Buying a baby sling isn't a big deal for most, but Ismail lives in Malaysia. So instead of going to a store, she bought a sling off eBay. That led her to wonder whether others in her country had the same need. Her hunch proved correct. Ismail made 10 slings and sold them all in four days. After that, she realized it could be a business and created a website.
A few years later, Ismail's company, JumpSacBaby, has an impressive 12,700 Facebook fans and a viable business. But Ismail feels like she hasn't maximized JumpSac's social media potential. Until very recently, the company didn't have a Pinterest presence and had a modest following on Twitter. So Ismail replied to Mashable's request for a new series that pairs a small business in need of social media marketing help with a consultant. The idea, modeled a bit on the old TV show Queer Eye for the Straight Guy, is to execute a full turnaround in a month or so. Or not.
In this case, we paired Ismail with Katy Lynch of the Chicago-based SocialKaty. Considering JumpSac's relatively large following, Lynch didn't have to start a company from scratch. Instead, Ismail wanted to get bigger but also differentiate itself from others in the same category and, eventually, build a customer database.
Before she gave her list of recommendations, Lynch had a dialog with Ismail. The story of JumpSac's rise was a happy one: A few months after starting the company, JumpSac had about 1,000 fans. Ismail got to that number by being active on a local forum. The group started out with 10 members, but soon got to 150. After that, it migrated to Facebook.
The group helped Ismail catch the attention of the producer of a local morning TV show, who booked her on the show one morning for this segment: (the YouTube link is at the bottom of the page)
Shortly after that aired, JumpSac's Facebook following had ballooned by 3,000 to 4,000 fans.
Three years later, Ismail is looking to recapture that momentum. Lynch had a few suggestions about how to achieve that, including:
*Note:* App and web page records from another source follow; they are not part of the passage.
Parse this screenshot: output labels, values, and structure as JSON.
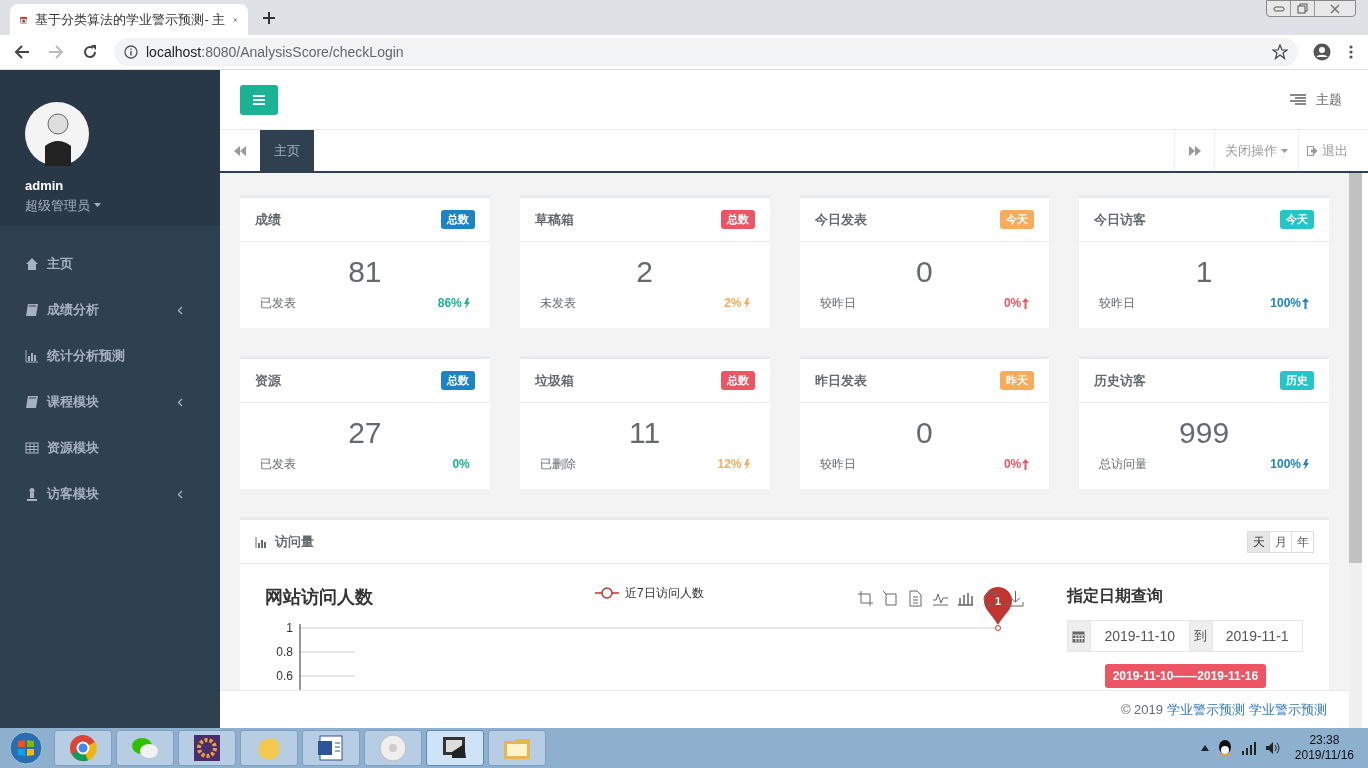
{
  "browser": {
    "tab_title": "基于分类算法的学业警示预测- 主",
    "url_host": "localhost",
    "url_rest": ":8080/AnalysisScore/checkLogin"
  },
  "sidebar": {
    "user": "admin",
    "role": "超级管理员",
    "items": [
      {
        "kind": "home",
        "label": "主页",
        "has_children": false
      },
      {
        "kind": "book",
        "label": "成绩分析",
        "has_children": true
      },
      {
        "kind": "chart",
        "label": "统计分析预测",
        "has_children": false
      },
      {
        "kind": "book",
        "label": "课程模块",
        "has_children": true
      },
      {
        "kind": "grid",
        "label": "资源模块",
        "has_children": false
      },
      {
        "kind": "user",
        "label": "访客模块",
        "has_children": true
      }
    ]
  },
  "header": {
    "theme": "主题"
  },
  "page_tabs": {
    "tabs": [
      {
        "label": "主页",
        "selected": true
      }
    ],
    "close_ops": "关闭操作",
    "logout": "退出"
  },
  "cards": [
    {
      "title": "成绩",
      "badge": "总数",
      "color": "#1c84c6",
      "value": "81",
      "note": "已发表",
      "change": {
        "text": "86%",
        "color": "#1ab394",
        "kind": "bolt"
      }
    },
    {
      "title": "草稿箱",
      "badge": "总数",
      "color": "#ed5565",
      "value": "2",
      "note": "未发表",
      "change": {
        "text": "2%",
        "color": "#f8ac59",
        "kind": "bolt"
      }
    },
    {
      "title": "今日发表",
      "badge": "今天",
      "color": "#f8ac59",
      "value": "0",
      "note": "较昨日",
      "change": {
        "text": "0%",
        "color": "#ed5565",
        "kind": "up"
      }
    },
    {
      "title": "今日访客",
      "badge": "今天",
      "color": "#23c6c8",
      "value": "1",
      "note": "较昨日",
      "change": {
        "text": "100%",
        "color": "#1c84c6",
        "kind": "up"
      }
    },
    {
      "title": "资源",
      "badge": "总数",
      "color": "#1c84c6",
      "value": "27",
      "note": "已发表",
      "change": {
        "text": "0%",
        "color": "#1ab394",
        "kind": "plain"
      }
    },
    {
      "title": "垃圾箱",
      "badge": "总数",
      "color": "#ed5565",
      "value": "11",
      "note": "已删除",
      "change": {
        "text": "12%",
        "color": "#f8ac59",
        "kind": "bolt"
      }
    },
    {
      "title": "昨日发表",
      "badge": "昨天",
      "color": "#f8ac59",
      "value": "0",
      "note": "较昨日",
      "change": {
        "text": "0%",
        "color": "#ed5565",
        "kind": "up"
      }
    },
    {
      "title": "历史访客",
      "badge": "历史",
      "color": "#23c6c8",
      "value": "999",
      "note": "总访问量",
      "change": {
        "text": "100%",
        "color": "#1c84c6",
        "kind": "bolt"
      }
    }
  ],
  "visits": {
    "title": "访问量",
    "ranges": [
      {
        "label": "天",
        "selected": true
      },
      {
        "label": "月",
        "selected": false
      },
      {
        "label": "年",
        "selected": false
      }
    ],
    "chart": {
      "title": "网站访问人数",
      "legend": "近7日访问人数",
      "y_axis_labels": [
        "1",
        "0.8",
        "0.6"
      ],
      "marker_label": "1"
    },
    "query": {
      "title": "指定日期查询",
      "from": "2019-11-10",
      "to_label": "到",
      "to": "2019-11-1",
      "range_tag": "2019-11-10——2019-11-16"
    }
  },
  "footer": {
    "copyright": "© 2019",
    "links": [
      "学业警示预测",
      "学业警示预测"
    ]
  },
  "taskbar": {
    "time": "23:38",
    "date": "2019/11/16"
  }
}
- Hold a "Pin it to Win it" contest on Pinterest. By the time Lynch had offered her suggestions, Ismail had created a Pinterest page for JumpSac. At the time of this writing, there was nothing on it. Lynch suggests JumpSac pin a photo of its best-selling product and then ask users to repin it for a chance to win the item.
- Create user-generated boards. Invite (via email) JumpSac's top customers and brand advocates to post products under JumpSac's Pinterest account. "That way first-time users who are looking at your products will be able to see solid examples of how the product is used by real users."
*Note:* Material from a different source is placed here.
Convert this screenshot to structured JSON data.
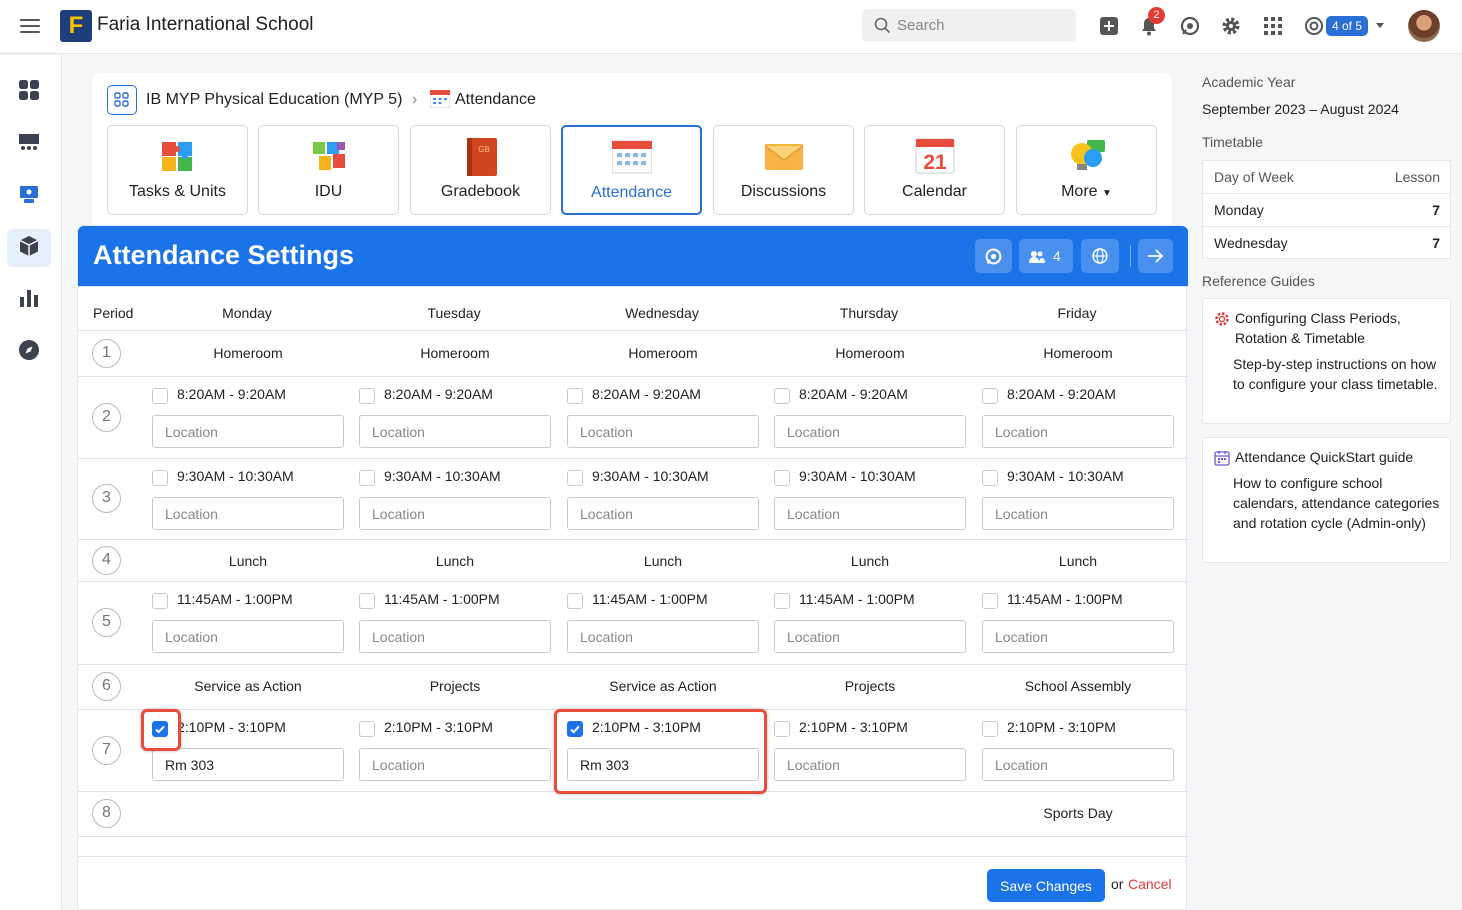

- Run Facebook ads. "I recommend spending at least $100 to $150 a month on Facebook ads." Such ads would target fans as well as members of the target audience who aren't fans.
- Grow your Twitter presence. JumpSac has a much smaller following on Twitter vs. Facebook. Ismail suggests remedying this by participating in conversations on Twitter related to moms and mom/baby products. (For example, those that use the hashtags #momchat and #GNO for "Girl's Night Out.") Another idea is to reach out to thought leaders and influencers in the baby products space, which she could find on Topsy under the "experts" section.
Ismail seemed game to try. However, she had already tried Facebook ads and wasn't completely satisfied. Her next ad brought in 150 new fans a day, she says and cost her $50 a day. "Is that good?" she asked Lynch. "It's good if you are collecting data about those 150 fans," Lynch says. "Otherwise you're just collecting Likes."
Will Ismail follow Lynch's advice? Will it work? Check back here in about a month and we'll report how it went. Meanwhile, join the discussion on Twitter by using the hashtag "#socialmakeover.
Image courtesy of JumpSac